## MATERIAL TO PROCESS

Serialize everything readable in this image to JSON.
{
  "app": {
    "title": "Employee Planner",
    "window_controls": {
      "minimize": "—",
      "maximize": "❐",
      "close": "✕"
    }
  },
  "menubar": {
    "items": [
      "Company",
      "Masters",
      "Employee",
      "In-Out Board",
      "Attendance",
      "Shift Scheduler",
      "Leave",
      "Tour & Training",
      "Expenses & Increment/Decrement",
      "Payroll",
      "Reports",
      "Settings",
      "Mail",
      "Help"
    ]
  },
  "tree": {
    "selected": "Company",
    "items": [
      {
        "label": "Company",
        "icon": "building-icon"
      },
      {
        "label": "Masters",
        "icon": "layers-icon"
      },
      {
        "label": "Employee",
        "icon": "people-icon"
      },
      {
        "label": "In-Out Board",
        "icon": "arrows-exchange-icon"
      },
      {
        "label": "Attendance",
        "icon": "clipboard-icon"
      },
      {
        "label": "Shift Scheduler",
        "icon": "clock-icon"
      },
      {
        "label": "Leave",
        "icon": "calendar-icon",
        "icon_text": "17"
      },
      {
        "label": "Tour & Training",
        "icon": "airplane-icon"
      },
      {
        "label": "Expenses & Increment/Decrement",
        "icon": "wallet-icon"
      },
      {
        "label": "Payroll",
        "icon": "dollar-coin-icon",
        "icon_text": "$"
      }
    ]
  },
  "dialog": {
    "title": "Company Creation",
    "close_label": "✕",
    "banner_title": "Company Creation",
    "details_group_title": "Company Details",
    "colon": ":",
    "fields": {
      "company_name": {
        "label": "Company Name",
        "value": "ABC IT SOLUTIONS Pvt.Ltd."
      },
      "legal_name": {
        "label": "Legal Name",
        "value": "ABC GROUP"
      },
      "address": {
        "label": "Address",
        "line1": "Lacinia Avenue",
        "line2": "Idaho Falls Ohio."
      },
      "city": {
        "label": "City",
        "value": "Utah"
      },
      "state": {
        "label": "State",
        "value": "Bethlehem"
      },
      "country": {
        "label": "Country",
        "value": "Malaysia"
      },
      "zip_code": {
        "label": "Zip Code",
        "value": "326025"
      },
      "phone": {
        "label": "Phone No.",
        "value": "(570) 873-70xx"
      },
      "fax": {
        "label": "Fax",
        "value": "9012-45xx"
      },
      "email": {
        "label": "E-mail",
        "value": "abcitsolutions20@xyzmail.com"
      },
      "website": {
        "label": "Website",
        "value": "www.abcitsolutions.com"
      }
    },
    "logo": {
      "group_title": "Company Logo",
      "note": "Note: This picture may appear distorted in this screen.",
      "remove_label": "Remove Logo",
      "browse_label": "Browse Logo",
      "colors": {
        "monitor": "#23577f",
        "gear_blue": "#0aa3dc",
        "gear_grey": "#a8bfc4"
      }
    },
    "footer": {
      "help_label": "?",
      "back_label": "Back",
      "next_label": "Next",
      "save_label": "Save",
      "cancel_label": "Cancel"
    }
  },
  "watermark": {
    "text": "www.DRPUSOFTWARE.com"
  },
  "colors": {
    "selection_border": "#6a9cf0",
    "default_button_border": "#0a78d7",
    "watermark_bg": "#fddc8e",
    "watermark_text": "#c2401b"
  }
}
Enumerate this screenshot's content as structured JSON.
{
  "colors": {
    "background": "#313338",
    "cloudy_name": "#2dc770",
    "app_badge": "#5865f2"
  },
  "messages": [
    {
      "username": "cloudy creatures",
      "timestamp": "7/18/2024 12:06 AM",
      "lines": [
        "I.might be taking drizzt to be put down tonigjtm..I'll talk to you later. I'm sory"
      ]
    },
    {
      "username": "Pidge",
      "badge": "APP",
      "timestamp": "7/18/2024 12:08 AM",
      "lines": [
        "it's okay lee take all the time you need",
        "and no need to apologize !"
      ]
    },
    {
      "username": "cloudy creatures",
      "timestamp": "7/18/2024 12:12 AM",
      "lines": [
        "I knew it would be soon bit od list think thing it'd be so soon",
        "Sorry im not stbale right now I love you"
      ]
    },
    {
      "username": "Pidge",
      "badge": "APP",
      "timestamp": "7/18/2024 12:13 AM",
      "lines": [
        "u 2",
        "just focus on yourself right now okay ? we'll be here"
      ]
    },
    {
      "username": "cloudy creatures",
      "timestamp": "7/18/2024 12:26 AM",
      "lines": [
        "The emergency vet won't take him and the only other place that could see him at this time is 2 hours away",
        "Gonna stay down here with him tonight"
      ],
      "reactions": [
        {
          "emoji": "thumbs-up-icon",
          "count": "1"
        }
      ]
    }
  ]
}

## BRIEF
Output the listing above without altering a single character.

## FINISHED EXERCISE
Serialize everything readable in this image to JSON.
{
  "app": {
    "title": "Employee Planner",
    "window_controls": {
      "minimize": "—",
      "maximize": "❐",
      "close": "✕"
    }
  },
  "menubar": {
    "items": [
      "Company",
      "Masters",
      "Employee",
      "In-Out Board",
      "Attendance",
      "Shift Scheduler",
      "Leave",
      "Tour & Training",
      "Expenses & Increment/Decrement",
      "Payroll",
      "Reports",
      "Settings",
      "Mail",
      "Help"
    ]
  },
  "tree": {
    "selected": "Company",
    "items": [
      {
        "label": "Company",
        "icon": "building-icon"
      },
      {
        "label": "Masters",
        "icon": "layers-icon"
      },
      {
        "label": "Employee",
        "icon": "people-icon"
      },
      {
        "label": "In-Out Board",
        "icon": "arrows-exchange-icon"
      },
      {
        "label": "Attendance",
        "icon": "clipboard-icon"
      },
      {
        "label": "Shift Scheduler",
        "icon": "clock-icon"
      },
      {
        "label": "Leave",
        "icon": "calendar-icon",
        "icon_text": "17"
      },
      {
        "label": "Tour & Training",
        "icon": "airplane-icon"
      },
      {
        "label": "Expenses & Increment/Decrement",
        "icon": "wallet-icon"
      },
      {
        "label": "Payroll",
        "icon": "dollar-coin-icon",
        "icon_text": "$"
      }
    ]
  },
  "dialog": {
    "title": "Company Creation",
    "close_label": "✕",
    "banner_title": "Company Creation",
    "details_group_title": "Company Details",
    "colon": ":",
    "fields": {
      "company_name": {
        "label": "Company Name",
        "value": "ABC IT SOLUTIONS Pvt.Ltd."
      },
      "legal_name": {
        "label": "Legal Name",
        "value": "ABC GROUP"
      },
      "address": {
        "label": "Address",
        "line1": "Lacinia Avenue",
        "line2": "Idaho Falls Ohio."
      },
      "city": {
        "label": "City",
        "value": "Utah"
      },
      "state": {
        "label": "State",
        "value": "Bethlehem"
      },
      "country": {
        "label": "Country",
        "value": "Malaysia"
      },
      "zip_code": {
        "label": "Zip Code",
        "value": "326025"
      },
      "phone": {
        "label": "Phone No.",
        "value": "(570) 873-70xx"
      },
      "fax": {
        "label": "Fax",
        "value": "9012-45xx"
      },
      "email": {
        "label": "E-mail",
        "value": "abcitsolutions20@xyzmail.com"
      },
      "website": {
        "label": "Website",
        "value": "www.abcitsolutions.com"
      }
    },
    "logo": {
      "group_title": "Company Logo",
      "note": "Note: This picture may appear distorted in this screen.",
      "remove_label": "Remove Logo",
      "browse_label": "Browse Logo",
      "colors": {
        "monitor": "#23577f",
        "gear_blue": "#0aa3dc",
        "gear_grey": "#a8bfc4"
      }
    },
    "footer": {
      "help_label": "?",
      "back_label": "Back",
      "next_label": "Next",
      "save_label": "Save",
      "cancel_label": "Cancel"
    }
  },
  "watermark": {
    "text": "www.DRPUSOFTWARE.com"
  },
  "colors": {
    "selection_border": "#6a9cf0",
    "default_button_border": "#0a78d7",
    "watermark_bg": "#fddc8e",
    "watermark_text": "#c2401b"
  }
}
Enumerate this screenshot's content as structured JSON.
{
  "colors": {
    "background": "#313338",
    "cloudy_name": "#2dc770",
    "app_badge": "#5865f2"
  },
  "messages": [
    {
      "username": "cloudy creatures",
      "timestamp": "7/18/2024 12:06 AM",
      "lines": [
        "I.might be taking drizzt to be put down tonigjtm..I'll talk to you later. I'm sory"
      ]
    },
    {
      "username": "Pidge",
      "badge": "APP",
      "timestamp": "7/18/2024 12:08 AM",
      "lines": [
        "it's okay lee take all the time you need",
        "and no need to apologize !"
      ]
    },
    {
      "username": "cloudy creatures",
      "timestamp": "7/18/2024 12:12 AM",
      "lines": [
        "I knew it would be soon bit od list think thing it'd be so soon",
        "Sorry im not stbale right now I love you"
      ]
    },
    {
      "username": "Pidge",
      "badge": "APP",
      "timestamp": "7/18/2024 12:13 AM",
      "lines": [
        "u 2",
        "just focus on yourself right now okay ? we'll be here"
      ]
    },
    {
      "username": "cloudy creatures",
      "timestamp": "7/18/2024 12:26 AM",
      "lines": [
        "The emergency vet won't take him and the only other place that could see him at this time is 2 hours away",
        "Gonna stay down here with him tonight"
      ],
      "reactions": [
        {
          "emoji": "thumbs-up-icon",
          "count": "1"
        }
      ]
    }
  ]
}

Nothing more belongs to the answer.